Vertical transmission is a significant contributor of new HBV cases each year, with 35–50% of transmission from mother to neonate in endemic countries. Vertical transmission occurs largely via a neonate's exposure to maternal blood and vaginal secretions during birth. While the risk of progression to chronic infection is approximately 5% among adults who contract the virus, it is as high as 95% among neonates subject to vertical transmission. The risk of viral transmission is approximately 10–20% when maternal blood is positive for HBsAg, and up to 90% when also positive for HBeAg.
Given the high risk of perinatal transmission, the CDC recommends screening all pregnant women for HBV at their first prenatal visit. It is safe for non-immune pregnant women to receive the HBV vaccine. Based on the limited available evidence, the American Association for the Study of Liver Diseases (AASLD) recommends antiviral therapy in pregnant women whose viral load exceeds 200,000 IU/mL. A growing body of evidence shows that antiviral therapy initiated in the third trimester significantly reduces transmission to the neonate. A systematic review of the Antiretroviral Pregnancy Registry database found that there was no increased risk of congenital anomalies with Tenofovir; for this reason, along with its potency and low risk of resistance, the AASLD recommends this drug. A 2010 systematic review and meta-analysis found that Lamivudine initiated early in the third trimester also significantly reduced mother-to-child transmission of HBV, without any known adverse effects.
The ACOG states that the evidence available does not suggest any particular mode of delivery (i.e. vaginal vs. cesarean) is better at reducing vertical transmission in mothers with HBV.
The WHO and CDC recommend that neonates born to mothers with HBV should receive hepatitis B immune globulin (HBIG) as well as the HBV vaccine within 12 hours of birth. For infants who have received HBIG and the HBV vaccine, breastfeeding is safe.

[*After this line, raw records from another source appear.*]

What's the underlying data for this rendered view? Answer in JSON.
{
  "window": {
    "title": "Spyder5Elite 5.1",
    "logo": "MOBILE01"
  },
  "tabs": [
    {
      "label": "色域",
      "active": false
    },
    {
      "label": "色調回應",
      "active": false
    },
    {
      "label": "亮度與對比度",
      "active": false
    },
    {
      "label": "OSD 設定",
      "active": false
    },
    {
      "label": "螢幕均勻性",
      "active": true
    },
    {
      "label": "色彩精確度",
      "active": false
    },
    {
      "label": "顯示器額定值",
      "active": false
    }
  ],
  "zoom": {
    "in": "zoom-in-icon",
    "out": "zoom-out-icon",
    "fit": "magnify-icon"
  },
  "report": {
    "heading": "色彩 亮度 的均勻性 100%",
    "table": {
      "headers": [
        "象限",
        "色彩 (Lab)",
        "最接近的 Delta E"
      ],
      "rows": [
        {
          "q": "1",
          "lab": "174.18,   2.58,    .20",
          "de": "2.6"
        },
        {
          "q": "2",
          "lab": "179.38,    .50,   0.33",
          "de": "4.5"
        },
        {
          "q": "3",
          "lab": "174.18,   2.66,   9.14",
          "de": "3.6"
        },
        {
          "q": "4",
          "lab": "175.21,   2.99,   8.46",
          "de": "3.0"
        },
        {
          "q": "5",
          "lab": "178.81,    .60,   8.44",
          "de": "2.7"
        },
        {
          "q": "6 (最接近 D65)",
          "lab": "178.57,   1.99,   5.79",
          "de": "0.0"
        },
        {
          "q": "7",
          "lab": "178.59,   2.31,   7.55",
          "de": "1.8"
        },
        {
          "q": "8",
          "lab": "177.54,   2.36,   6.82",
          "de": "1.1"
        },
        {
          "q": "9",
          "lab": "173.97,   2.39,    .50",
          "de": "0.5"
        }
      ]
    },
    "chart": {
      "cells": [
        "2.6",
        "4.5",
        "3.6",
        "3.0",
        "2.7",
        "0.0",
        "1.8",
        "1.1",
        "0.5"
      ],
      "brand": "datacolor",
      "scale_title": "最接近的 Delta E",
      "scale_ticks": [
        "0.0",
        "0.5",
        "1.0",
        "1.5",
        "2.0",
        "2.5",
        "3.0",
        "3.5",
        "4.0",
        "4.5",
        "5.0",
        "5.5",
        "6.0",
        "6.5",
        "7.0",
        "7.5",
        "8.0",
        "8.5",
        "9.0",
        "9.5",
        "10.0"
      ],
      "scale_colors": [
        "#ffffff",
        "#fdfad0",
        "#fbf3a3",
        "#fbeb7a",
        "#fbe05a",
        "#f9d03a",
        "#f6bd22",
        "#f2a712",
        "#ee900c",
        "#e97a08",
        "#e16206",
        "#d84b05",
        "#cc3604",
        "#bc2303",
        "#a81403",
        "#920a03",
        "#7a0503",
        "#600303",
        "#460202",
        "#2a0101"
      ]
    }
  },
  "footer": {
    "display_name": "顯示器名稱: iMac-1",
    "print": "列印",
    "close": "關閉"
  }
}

Estimates of the rate of HCV vertical transmission range from 2–8%; a 2014 systematic review and meta-analysis found the risk to be 5.8% in HCV-positive, HIV-negative women. The same study found the risk of vertical transmission to be 10.8% in HCV-positive, HIV-positive women. Other studies have found the risk of vertical transmission to be as high as 44% among HIV-positive women. The risk of vertical transmission is higher when the virus is detectable in the mother's blood.
Evidence does not indicate that mode of delivery (i.e. vaginal vs. cesarean) has an effect on vertical transmission.
For women who are HCV-positive and HIV-negative, breastfeeding is safe; however, CDC guidelines suggest avoiding breastfeeding if a woman's nipples are "cracked or bleeding" to reduce the risk of transmission.
Pregnant women who contract HEV are at significant risk of developing fulminant hepatitis with maternal mortality rates as high as 20–30%, most commonly in the third trimester . A 2016 systematic review and meta-analysis of 47 studies that included 3968 people found maternal case-fatality rates (CFR) of 20.8% and fetal CFR of 34.2%; among women who developed fulminant hepatic failure, CFR was 61.2%.